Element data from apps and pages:
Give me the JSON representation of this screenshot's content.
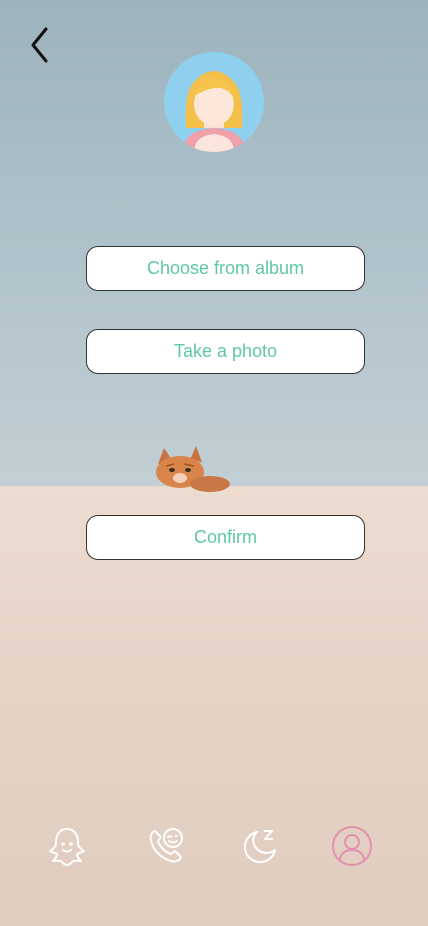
{
  "buttons": {
    "choose_album": "Choose from album",
    "take_photo": "Take a photo",
    "confirm": "Confirm"
  },
  "icons": {
    "back": "chevron-left-icon",
    "avatar": "girl-avatar",
    "tabs": [
      "ghost-icon",
      "phone-icon",
      "moon-sleep-icon",
      "profile-icon"
    ]
  },
  "colors": {
    "accent_text": "#5ec7a8",
    "active_tab": "#e58fae",
    "inactive_tab": "#ffffff"
  },
  "tabbar": {
    "active_index": 3
  }
}
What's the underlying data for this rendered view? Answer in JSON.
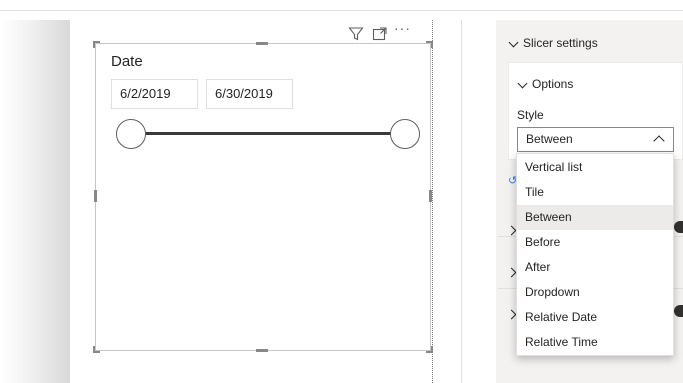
{
  "slicer": {
    "title": "Date",
    "start_date": "6/2/2019",
    "end_date": "6/30/2019",
    "range_fraction": [
      0,
      1
    ],
    "header_icons": [
      "filter-icon",
      "focus-mode-icon",
      "more-options-icon"
    ],
    "more_label": "···"
  },
  "format_pane": {
    "section_title": "Slicer settings",
    "options_title": "Options",
    "style_label": "Style",
    "style_value": "Between",
    "collapsed_rows": [
      "chevron-right-icon",
      "chevron-right-icon",
      "chevron-right-icon"
    ]
  },
  "style_dropdown": {
    "options": [
      "Vertical list",
      "Tile",
      "Between",
      "Before",
      "After",
      "Dropdown",
      "Relative Date",
      "Relative Time"
    ],
    "selected": "Between"
  },
  "colors": {
    "accent": "#118dff",
    "selected_bg": "#edebe9",
    "pane_bg": "#f3f2f1"
  }
}
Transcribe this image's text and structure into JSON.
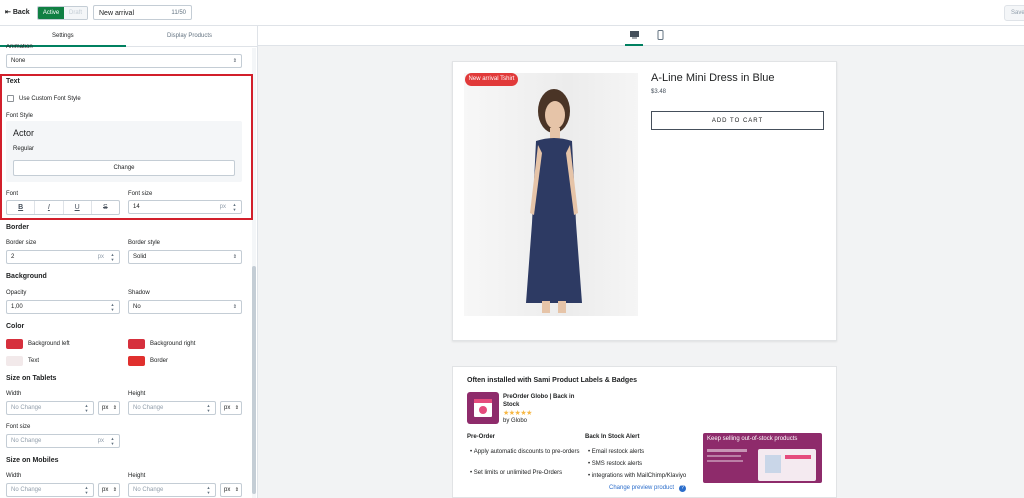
{
  "topbar": {
    "back_label": "Back",
    "status_active": "Active",
    "status_draft": "Draft",
    "label_name": "New arrival",
    "label_count": "11/50",
    "save_label": "Save"
  },
  "sidebar": {
    "tabs": [
      "Settings",
      "Display Products"
    ],
    "animation": {
      "label": "Animation",
      "value": "None"
    },
    "text": {
      "heading": "Text",
      "custom_font_label": "Use Custom Font Style",
      "font_style_label": "Font Style",
      "font_name": "Actor",
      "font_variant": "Regular",
      "change_label": "Change",
      "font_label": "Font",
      "font_size_label": "Font size",
      "font_size_value": "14",
      "unit": "px",
      "fmt": [
        "B",
        "I",
        "U",
        "S"
      ]
    },
    "border": {
      "heading": "Border",
      "size_label": "Border size",
      "size_value": "2",
      "style_label": "Border style",
      "style_value": "Solid"
    },
    "background": {
      "heading": "Background",
      "opacity_label": "Opacity",
      "opacity_value": "1,00",
      "shadow_label": "Shadow",
      "shadow_value": "No"
    },
    "color": {
      "heading": "Color",
      "bg_left": "Background left",
      "bg_right": "Background right",
      "text": "Text",
      "border": "Border",
      "bg_left_color": "#d6303d",
      "bg_right_color": "#d6303d",
      "text_color": "#f2e9ea",
      "border_color": "#e0302e"
    },
    "tablets": {
      "heading": "Size on Tablets",
      "width_label": "Width",
      "height_label": "Height",
      "font_size_label": "Font size",
      "placeholder": "No Change",
      "unit": "px"
    },
    "mobiles": {
      "heading": "Size on Mobiles",
      "width_label": "Width",
      "height_label": "Height",
      "placeholder": "No Change",
      "unit": "px"
    }
  },
  "preview": {
    "badge": "New arrival Tshirt",
    "product_title": "A-Line Mini Dress in Blue",
    "price": "$3.48",
    "add_to_cart": "ADD TO CART",
    "recommend_title": "Often installed with Sami Product Labels & Badges",
    "app_name": "PreOrder Globo | Back in Stock",
    "stars": "★★★★★",
    "by": "by Globo",
    "col1_title": "Pre-Order",
    "col1_items": [
      "Apply automatic discounts to pre-orders",
      "Set limits or unlimited Pre-Orders"
    ],
    "col2_title": "Back In Stock Alert",
    "col2_items": [
      "Email restock alerts",
      "SMS restock alerts",
      "integrations with MailChimp/Klaviyo"
    ],
    "promo_text": "Keep selling out-of-stock products",
    "change_preview": "Change preview product",
    "help": "?"
  }
}
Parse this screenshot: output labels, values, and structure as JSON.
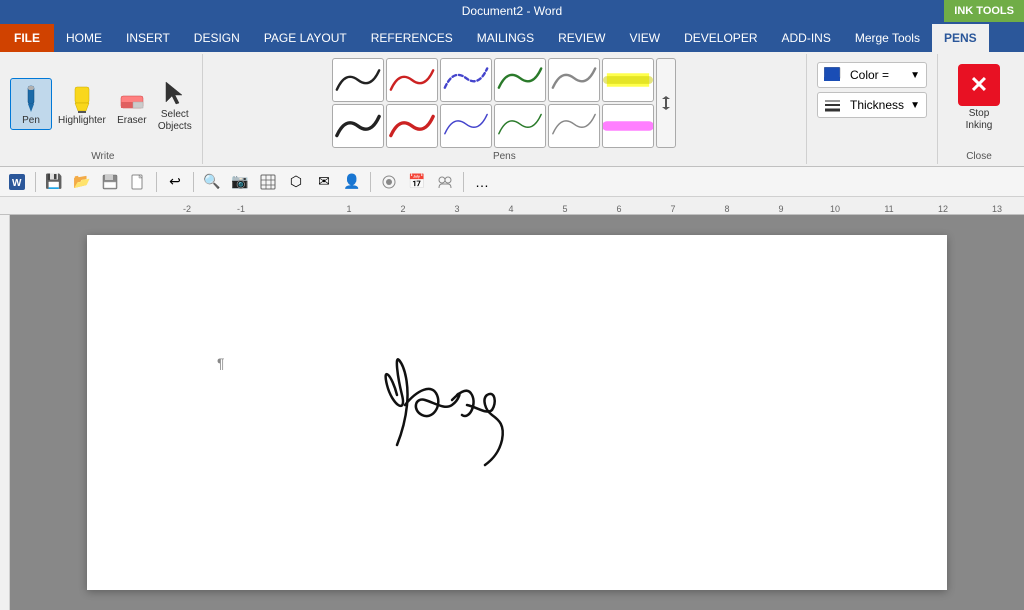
{
  "titlebar": {
    "title": "Document2 - Word",
    "ink_tools_label": "INK TOOLS"
  },
  "tabs": [
    {
      "label": "FILE",
      "type": "file"
    },
    {
      "label": "HOME",
      "type": "normal"
    },
    {
      "label": "INSERT",
      "type": "normal"
    },
    {
      "label": "DESIGN",
      "type": "normal"
    },
    {
      "label": "PAGE LAYOUT",
      "type": "normal"
    },
    {
      "label": "REFERENCES",
      "type": "normal"
    },
    {
      "label": "MAILINGS",
      "type": "normal"
    },
    {
      "label": "REVIEW",
      "type": "normal"
    },
    {
      "label": "VIEW",
      "type": "normal"
    },
    {
      "label": "DEVELOPER",
      "type": "normal"
    },
    {
      "label": "ADD-INS",
      "type": "normal"
    },
    {
      "label": "Merge Tools",
      "type": "normal"
    },
    {
      "label": "PENS",
      "type": "active"
    }
  ],
  "write_group": {
    "label": "Write",
    "tools": [
      {
        "id": "pen",
        "label": "Pen",
        "active": true
      },
      {
        "id": "highlighter",
        "label": "Highlighter",
        "active": false
      },
      {
        "id": "eraser",
        "label": "Eraser",
        "active": false
      },
      {
        "id": "select",
        "label": "Select\nObjects",
        "active": false
      }
    ]
  },
  "pens_group": {
    "label": "Pens"
  },
  "color_label": "Color =",
  "thickness_label": "Thickness",
  "stop_inking_label": "Stop\nInking",
  "close_label": "Close",
  "ruler_marks": [
    "-2",
    "-1",
    "",
    "1",
    "2",
    "3",
    "4",
    "5",
    "6",
    "7",
    "8",
    "9",
    "10",
    "11",
    "12",
    "13"
  ]
}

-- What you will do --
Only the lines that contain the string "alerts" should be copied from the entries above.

-- Result of the exercise --
      "Email restock alerts",
      "SMS restock alerts",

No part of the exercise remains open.